Shopping. Video games. Chocolate. Television. Facebook. When you think of an addiction, do these favorite pasttimes come to mind? Most people instantly think of alchol or drug problems when associating addiction, but the previous activities can be pretty addictive.
An addiction is a physicological or physical need for an activity. Without that activity, the body suffers from withdrawals.
Can you really suffer from a shopping withdrawal? You betcha. The compulsive behavior has serious implications on your life, health and mind.
Alcoholism and tabacco addiction is has easier tell-tale signs, but other addictions are harder to accept. Here is how you know your pasttime has changed you for the worse.

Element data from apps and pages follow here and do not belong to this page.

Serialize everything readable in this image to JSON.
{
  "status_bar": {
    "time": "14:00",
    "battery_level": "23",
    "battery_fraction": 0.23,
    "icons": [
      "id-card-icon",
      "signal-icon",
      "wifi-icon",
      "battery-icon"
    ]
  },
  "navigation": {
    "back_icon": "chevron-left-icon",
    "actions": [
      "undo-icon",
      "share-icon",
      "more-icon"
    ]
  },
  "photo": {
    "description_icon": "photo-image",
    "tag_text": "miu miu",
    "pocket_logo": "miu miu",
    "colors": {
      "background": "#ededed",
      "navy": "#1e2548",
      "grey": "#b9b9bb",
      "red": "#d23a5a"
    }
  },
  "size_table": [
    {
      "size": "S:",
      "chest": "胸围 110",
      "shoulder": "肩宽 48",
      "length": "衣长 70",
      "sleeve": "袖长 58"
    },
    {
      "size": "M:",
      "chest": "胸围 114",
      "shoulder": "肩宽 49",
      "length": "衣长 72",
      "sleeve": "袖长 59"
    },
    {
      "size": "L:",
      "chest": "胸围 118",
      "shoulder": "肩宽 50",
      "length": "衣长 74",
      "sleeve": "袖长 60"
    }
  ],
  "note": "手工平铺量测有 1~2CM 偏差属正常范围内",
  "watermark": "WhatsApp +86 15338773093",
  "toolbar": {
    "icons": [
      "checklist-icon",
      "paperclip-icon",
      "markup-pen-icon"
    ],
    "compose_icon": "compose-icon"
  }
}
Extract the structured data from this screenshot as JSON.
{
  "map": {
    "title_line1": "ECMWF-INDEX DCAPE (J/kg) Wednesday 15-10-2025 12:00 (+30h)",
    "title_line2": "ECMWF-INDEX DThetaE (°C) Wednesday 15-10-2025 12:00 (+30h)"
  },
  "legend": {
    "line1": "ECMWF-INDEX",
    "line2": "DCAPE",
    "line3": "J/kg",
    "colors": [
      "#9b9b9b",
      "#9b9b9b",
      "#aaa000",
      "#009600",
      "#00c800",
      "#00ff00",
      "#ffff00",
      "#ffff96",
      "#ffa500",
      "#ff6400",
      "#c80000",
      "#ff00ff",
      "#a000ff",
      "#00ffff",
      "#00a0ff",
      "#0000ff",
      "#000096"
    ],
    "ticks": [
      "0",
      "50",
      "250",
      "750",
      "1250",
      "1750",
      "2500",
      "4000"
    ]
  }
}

- Everything revolves around the activity. You are preoccupied with thoughts of doing and planning the activity. Do you find that you cannot concentrate because you are focused on eating or playing video games? Then you might have a serious problem.
- You are secretive about the activity. Do you keep secret food stashed under your bed or play video games while your family is asleep? In my family, if you are being secretive then something is wrong. And this theory applies. If you find that you are hiding your activity from shame or embarrassment, then that is a red sign.
- You cannot stop the activity, even when you try. This is also a red flag when you stop for a bit, only to find yourself starting again.
- The activity is shedding a negative light on your life. Are your relationships straining because you spend all of your free time shopping?
Answered yes to even one? I hate to be the one to break the news, but you have a compulsive behavior problem.
But there is help. And you are not alone. Like with any addiction, the first step is realizing and acknowledging that you have a problem. While it might be tempting to keep the compulsive behavior private, the best way to acknoledge the problem is to tell someone. Not comfortable telling your spouse? Consider telling a friend that you trust.
The next step is to figure out what the root of your compulsive behavior is. Find that you eat a lot more when you are stressed? Figuring out the trigger is the best way to start eliminating the behavior. By getting rid of the trigger, you can actually figure out a way to eliminate the trigger.
Next, you need to figure out a way to block or create a barrier to the behavior. Can’t stop clicking on your Facebook news feed? Put a password on your internet. Or sign up for a free internet blocker that parents can use to limit the time their kids spend on the internet. But use it for yourself.
Seek help from a professional. Some compulsive behavior requires more than just personal intervention. Many health insurances-including United health care insurance- will cover mental health costs like visiting with a therapist. Through regular mental evaluation, and in some cases medication, you can beat the compulsive behavior and take back your life.